━━━ DATA SUPPLIED

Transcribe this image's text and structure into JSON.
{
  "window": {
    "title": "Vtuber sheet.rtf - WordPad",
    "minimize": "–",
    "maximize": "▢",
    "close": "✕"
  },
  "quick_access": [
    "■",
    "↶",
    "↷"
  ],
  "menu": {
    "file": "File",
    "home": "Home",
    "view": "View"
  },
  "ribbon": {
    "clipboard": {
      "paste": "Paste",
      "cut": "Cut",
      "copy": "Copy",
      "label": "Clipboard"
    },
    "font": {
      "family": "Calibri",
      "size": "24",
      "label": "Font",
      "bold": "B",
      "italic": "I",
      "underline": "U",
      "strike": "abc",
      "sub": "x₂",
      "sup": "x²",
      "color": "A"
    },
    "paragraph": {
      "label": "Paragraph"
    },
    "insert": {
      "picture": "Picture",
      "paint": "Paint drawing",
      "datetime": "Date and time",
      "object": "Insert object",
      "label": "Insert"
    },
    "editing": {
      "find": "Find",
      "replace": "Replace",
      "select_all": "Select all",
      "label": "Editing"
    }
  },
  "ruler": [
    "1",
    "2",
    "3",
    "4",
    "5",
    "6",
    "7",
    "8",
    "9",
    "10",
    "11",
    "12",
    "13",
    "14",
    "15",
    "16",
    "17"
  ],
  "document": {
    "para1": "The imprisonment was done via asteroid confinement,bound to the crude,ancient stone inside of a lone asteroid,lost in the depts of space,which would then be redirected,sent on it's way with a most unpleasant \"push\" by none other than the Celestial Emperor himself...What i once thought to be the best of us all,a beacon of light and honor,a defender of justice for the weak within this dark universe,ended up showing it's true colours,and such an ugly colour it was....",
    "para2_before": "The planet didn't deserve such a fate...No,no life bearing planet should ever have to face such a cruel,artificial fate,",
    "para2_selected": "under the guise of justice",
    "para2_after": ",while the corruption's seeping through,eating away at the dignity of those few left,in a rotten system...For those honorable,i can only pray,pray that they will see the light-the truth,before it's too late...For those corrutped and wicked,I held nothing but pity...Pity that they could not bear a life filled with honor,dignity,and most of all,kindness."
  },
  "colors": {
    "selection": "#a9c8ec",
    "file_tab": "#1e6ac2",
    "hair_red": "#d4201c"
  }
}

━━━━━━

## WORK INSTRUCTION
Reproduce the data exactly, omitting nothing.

## ANSWER SECTION
Transcribe this image's text and structure into JSON.
{
  "window": {
    "title": "Vtuber sheet.rtf - WordPad",
    "minimize": "–",
    "maximize": "▢",
    "close": "✕"
  },
  "quick_access": [
    "■",
    "↶",
    "↷"
  ],
  "menu": {
    "file": "File",
    "home": "Home",
    "view": "View"
  },
  "ribbon": {
    "clipboard": {
      "paste": "Paste",
      "cut": "Cut",
      "copy": "Copy",
      "label": "Clipboard"
    },
    "font": {
      "family": "Calibri",
      "size": "24",
      "label": "Font",
      "bold": "B",
      "italic": "I",
      "underline": "U",
      "strike": "abc",
      "sub": "x₂",
      "sup": "x²",
      "color": "A"
    },
    "paragraph": {
      "label": "Paragraph"
    },
    "insert": {
      "picture": "Picture",
      "paint": "Paint drawing",
      "datetime": "Date and time",
      "object": "Insert object",
      "label": "Insert"
    },
    "editing": {
      "find": "Find",
      "replace": "Replace",
      "select_all": "Select all",
      "label": "Editing"
    }
  },
  "ruler": [
    "1",
    "2",
    "3",
    "4",
    "5",
    "6",
    "7",
    "8",
    "9",
    "10",
    "11",
    "12",
    "13",
    "14",
    "15",
    "16",
    "17"
  ],
  "document": {
    "para1": "The imprisonment was done via asteroid confinement,bound to the crude,ancient stone inside of a lone asteroid,lost in the depts of space,which would then be redirected,sent on it's way with a most unpleasant \"push\" by none other than the Celestial Emperor himself...What i once thought to be the best of us all,a beacon of light and honor,a defender of justice for the weak within this dark universe,ended up showing it's true colours,and such an ugly colour it was....",
    "para2_before": "The planet didn't deserve such a fate...No,no life bearing planet should ever have to face such a cruel,artificial fate,",
    "para2_selected": "under the guise of justice",
    "para2_after": ",while the corruption's seeping through,eating away at the dignity of those few left,in a rotten system...For those honorable,i can only pray,pray that they will see the light-the truth,before it's too late...For those corrutped and wicked,I held nothing but pity...Pity that they could not bear a life filled with honor,dignity,and most of all,kindness."
  },
  "colors": {
    "selection": "#a9c8ec",
    "file_tab": "#1e6ac2",
    "hair_red": "#d4201c"
  }
}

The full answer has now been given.